QUOTE OF THE WEEK… “Any fool can criticize, condemn and complain — and most fools do.” –Benjamin Franklin, American statesman and Founding Father
INFO THAT HITS US WHERE WE LIVE… There were things to complain about in last week’s housing reports, but grousing about the monthly numbers could look foolish in the long run. New Home Sales were down 7.0% for December, to a 414,000 annual rate. But dips sometimes occur in winter and December was snowier and colder than usual. Many observers expect a rebound in new home sales when the weather gets back to normal. Looking longer term, sales are up 4.5% over a year ago, with builders selling 430,000 new homes in 2013, the most since 2008. The 12-month moving average for new homes sales is at its highest level since February 2009.
Harsh weather in much of the country was also blamed for December’s Pending Home Sales drop of 8.8%. This measure of contracts signed on existing homes foretells a dip in those sales when December’s deals close a few months out. But some observers discovered in the numbers signs of a healthier housing market. There were fewer distressed sales, fewer pending short sales, and fewer investor purchases, all indicators of a return to normalcy for real estate.
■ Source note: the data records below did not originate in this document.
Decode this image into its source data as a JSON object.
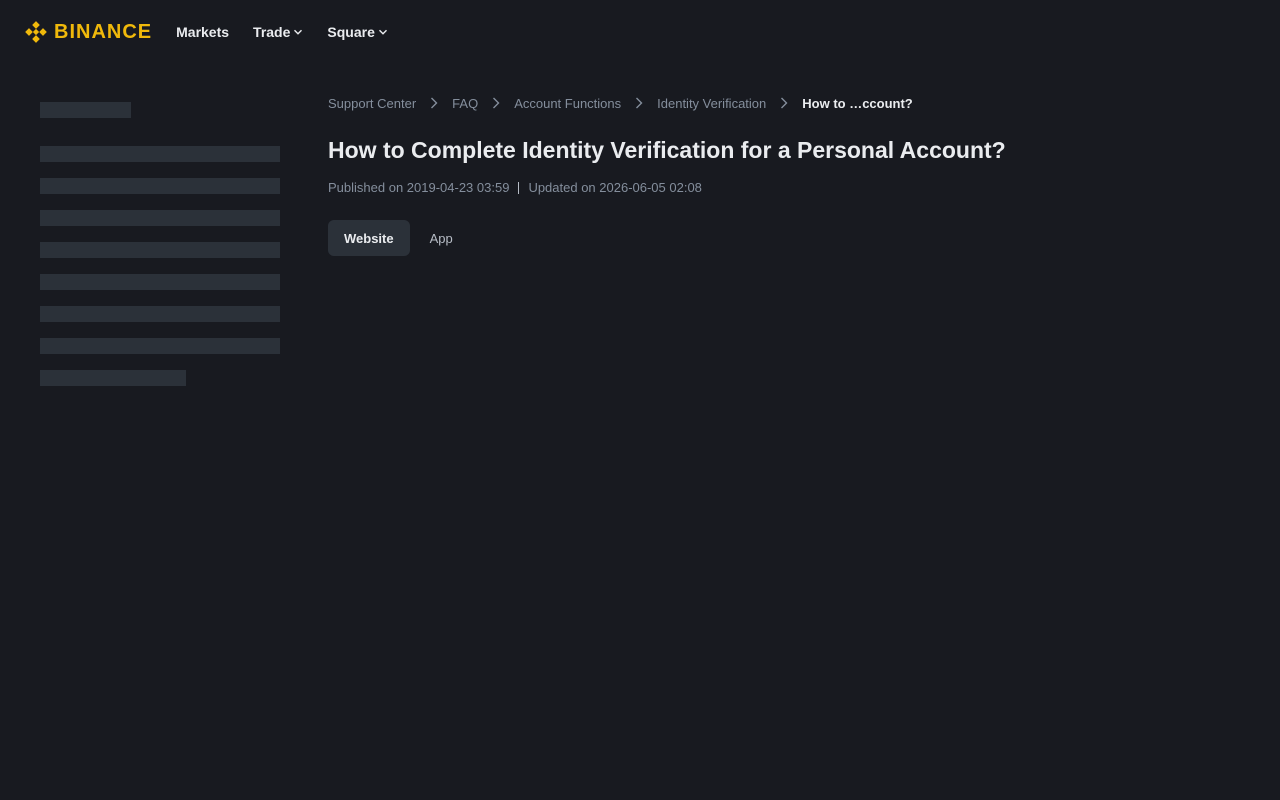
{
  "header": {
    "logo_text": "BINANCE",
    "brand_color": "#f0b90b",
    "nav": [
      {
        "label": "Markets",
        "has_dropdown": false
      },
      {
        "label": "Trade",
        "has_dropdown": true
      },
      {
        "label": "Square",
        "has_dropdown": true
      }
    ]
  },
  "breadcrumb": [
    {
      "label": "Support Center"
    },
    {
      "label": "FAQ"
    },
    {
      "label": "Account Functions"
    },
    {
      "label": "Identity Verification"
    },
    {
      "label": "How to …ccount?"
    }
  ],
  "article": {
    "title": "How to Complete Identity Verification for a Personal Account?",
    "published": "Published on 2019-04-23 03:59",
    "updated": "Updated on 2026-06-05 02:08"
  },
  "tabs": [
    {
      "label": "Website",
      "active": true
    },
    {
      "label": "App",
      "active": false
    }
  ],
  "colors": {
    "background": "#181a20",
    "skeleton": "#2b3139",
    "text_primary": "#eaecef",
    "text_secondary": "#848e9c"
  }
}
The National Association of Realtors is still forecasting 5.1 million existing home sales for 2014. Finally, the Mortgage Bankers Association purchase loan index was up 2% over the week before.zz
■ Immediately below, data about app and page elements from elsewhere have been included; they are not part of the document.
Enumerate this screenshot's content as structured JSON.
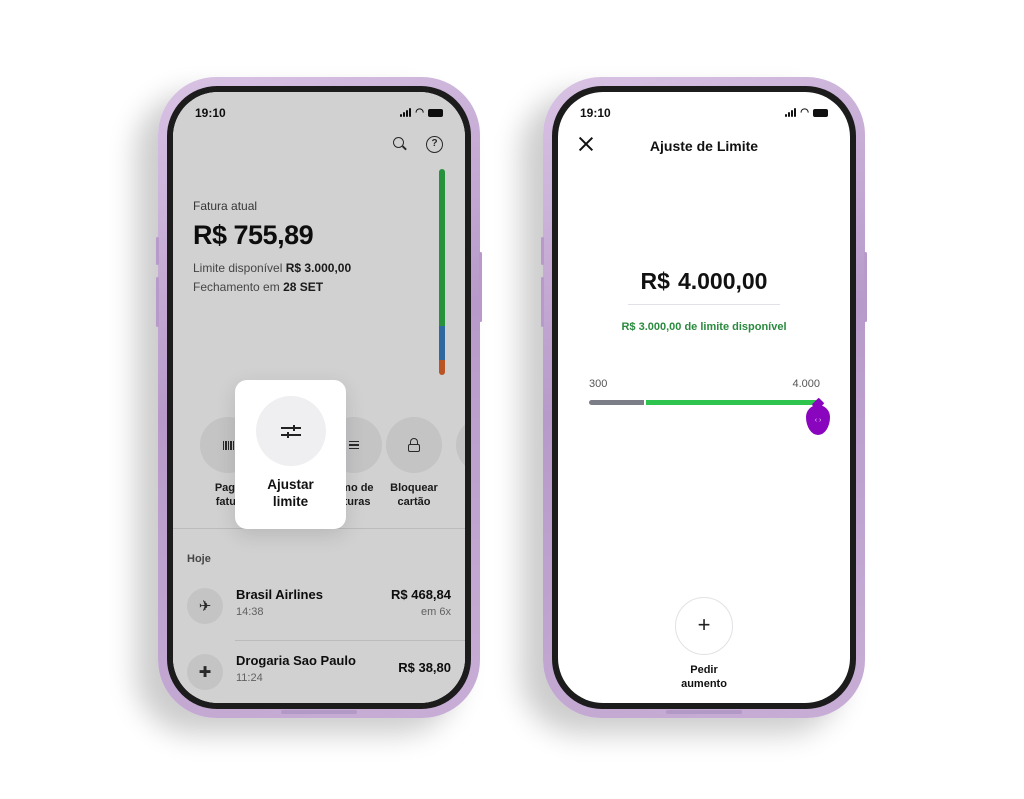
{
  "phone1": {
    "status": {
      "time": "19:10"
    },
    "header": {
      "search_icon": "search-icon",
      "help_icon": "help-icon",
      "help_glyph": "?"
    },
    "fatura": {
      "label": "Fatura atual",
      "value": "R$ 755,89",
      "limit_prefix": "Limite disponível",
      "limit_value": "R$ 3.000,00",
      "closing_prefix": "Fechamento em",
      "closing_value": "28 SET"
    },
    "actions": [
      {
        "label_line1": "Paga",
        "label_line2": "fatur",
        "icon": "barcode-icon"
      },
      {
        "label_line1": "umo de",
        "label_line2": "aturas",
        "icon": "list-icon"
      },
      {
        "label_line1": "Bloquear",
        "label_line2": "cartão",
        "icon": "lock-icon"
      }
    ],
    "popup": {
      "label_line1": "Ajustar",
      "label_line2": "limite",
      "icon": "sliders-icon"
    },
    "transactions_header": "Hoje",
    "transactions": [
      {
        "name": "Brasil Airlines",
        "time": "14:38",
        "amount": "R$ 468,84",
        "installments": "em 6x",
        "icon": "airplane-icon"
      },
      {
        "name": "Drogaria Sao Paulo",
        "time": "11:24",
        "amount": "R$ 38,80",
        "installments": "",
        "icon": "medical-cross-icon"
      }
    ],
    "colors": {
      "bar_green": "#2fb34a",
      "bar_blue": "#3b7fc4",
      "bar_orange": "#e4672c"
    }
  },
  "phone2": {
    "status": {
      "time": "19:10"
    },
    "title": "Ajuste de Limite",
    "amount_currency": "R$",
    "amount_value": "4.000,00",
    "available_text": "R$ 3.000,00 de limite disponível",
    "slider": {
      "min_label": "300",
      "max_label": "4.000",
      "thumb_glyph": "‹ ›"
    },
    "request_button": {
      "glyph": "+",
      "label_line1": "Pedir",
      "label_line2": "aumento"
    },
    "colors": {
      "accent": "#8a05be",
      "available_green": "#2ec44d",
      "used_gray": "#7b7d87",
      "available_text": "#2a8a3e"
    }
  }
}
BUSINESS TIP OF THE WEEK… Keep it fresh. Regularly look for a new way to express your key message, then put it out there in emails, blogs, and social media to re-energize relationships with prospects and customers.
>> Review of Last Week
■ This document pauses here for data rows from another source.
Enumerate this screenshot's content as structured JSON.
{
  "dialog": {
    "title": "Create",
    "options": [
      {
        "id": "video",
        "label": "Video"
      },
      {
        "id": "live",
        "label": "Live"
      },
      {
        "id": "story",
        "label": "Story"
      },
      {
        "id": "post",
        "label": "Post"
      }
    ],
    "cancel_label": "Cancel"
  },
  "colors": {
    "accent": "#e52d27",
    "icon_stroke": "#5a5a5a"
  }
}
SLOW START… After last year’s record-breaking stock market performances, no one expected the Wall Street party to roar into the New Year. But few analysts anticipated this slow a start to the proceedings, as stocks fell again last week, capping off the worst down month on a percentage basis since May 2012. What put the damper on traders’ enthusiasm? In our interconnected world economy, investor concerns centered on the pace of global economic growth. The Chinese economy appears to be slowing, and a growing number of emerging markets have seen their stocks and currencies take serious hits.
U.S. economic data continued to deliver mixed messages. Durable Goods Orders, New Home Sales, and Pending Home Sales all dropped, solidly missing expectations. But the Chicago PMI showed Midwest manufacturing grew better than predicted, while Consumer Confidence and Michigan Consumer Sentiment both bested forecasts. Lastly, in Chairman Ben Bernanke’s final FOMC Meeting, the Fed voted to taper their bond buying program by another $10 billion. This was seen as more evidence the U.S. economy is improving. And although our economy isn’t terrific, it is doing better than its global counterparts.
The week ended with the Dow down 1.1%, to 15699; the S&P 500 down 0.4%, to 1783; and the Nasdaq down 0.6%, to 4104.
The Fed may be buying fewer bonds, but demand stayed strong thanks to sinking stocks and global economic worries. The safety bid bolstered prices, as the FNMA 3.5% bond we watch ended the week up .12,